In mid-August the SEC’s new whistleblower rules will take effect (click here for the Final Rule). The new rules explain and further define the requirements of a whistleblower program that has been in place since the Dodd-Frank Act took effect on July 21, 2010. In general, anyone who provides information to the SEC relating to a possible violation of the securities laws is entitled to an award if the following requirements are met:
- The information must be provided voluntarily, before the SEC asks for it;
- The information must be based on the whistleblower’s independent knowledge and not already known to the SEC or derived from public filings;
- Providing the information must lead to successful enforcement by the SEC or a federal court or administrative action; and
- The SEC must obtain monetary sanctions above $1 million.
Successful whistleblowers can receive an award of between 10 and 30% of the total monetary sanctions collected. The whistleblower program is a significant expansion of previous SEC whistleblower rules that only applied to insider-trading cases and were capped at 10% of the penalties collected (click here for the SEC press release).
The whistleblower rules do not require the whistleblower to comply with the company’s internal compliance program, but do encourage such internal compliance. For example, a whistleblower who reports through the company’s internal compliance program is still eligible for an award if the company reports the information to the SEC, and the whistleblower receives credit for all information proved by the company, even information not initially reported by the whistleblower to the company.

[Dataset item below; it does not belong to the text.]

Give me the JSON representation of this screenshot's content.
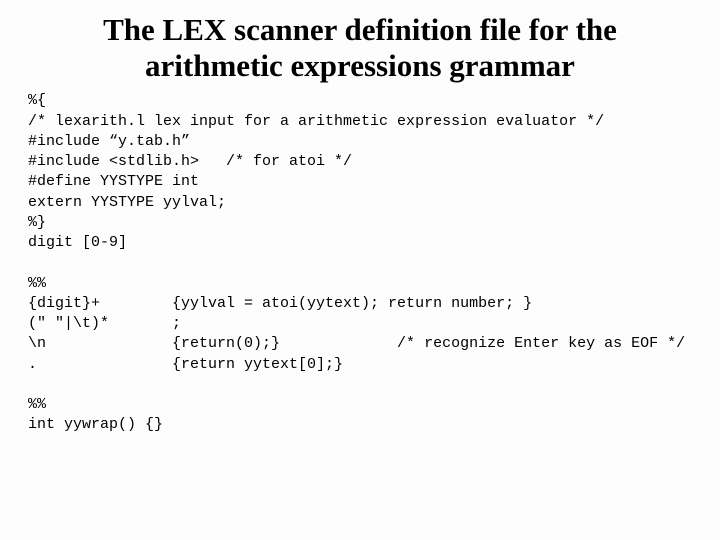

Despite the expansive new rules, awards are not available for, among others, whistleblowers with a pre-existing contractual duty to report the violation, a person who obtains the information illegally, or an officer or director who gains the information through the company’s internal process for identifying violations.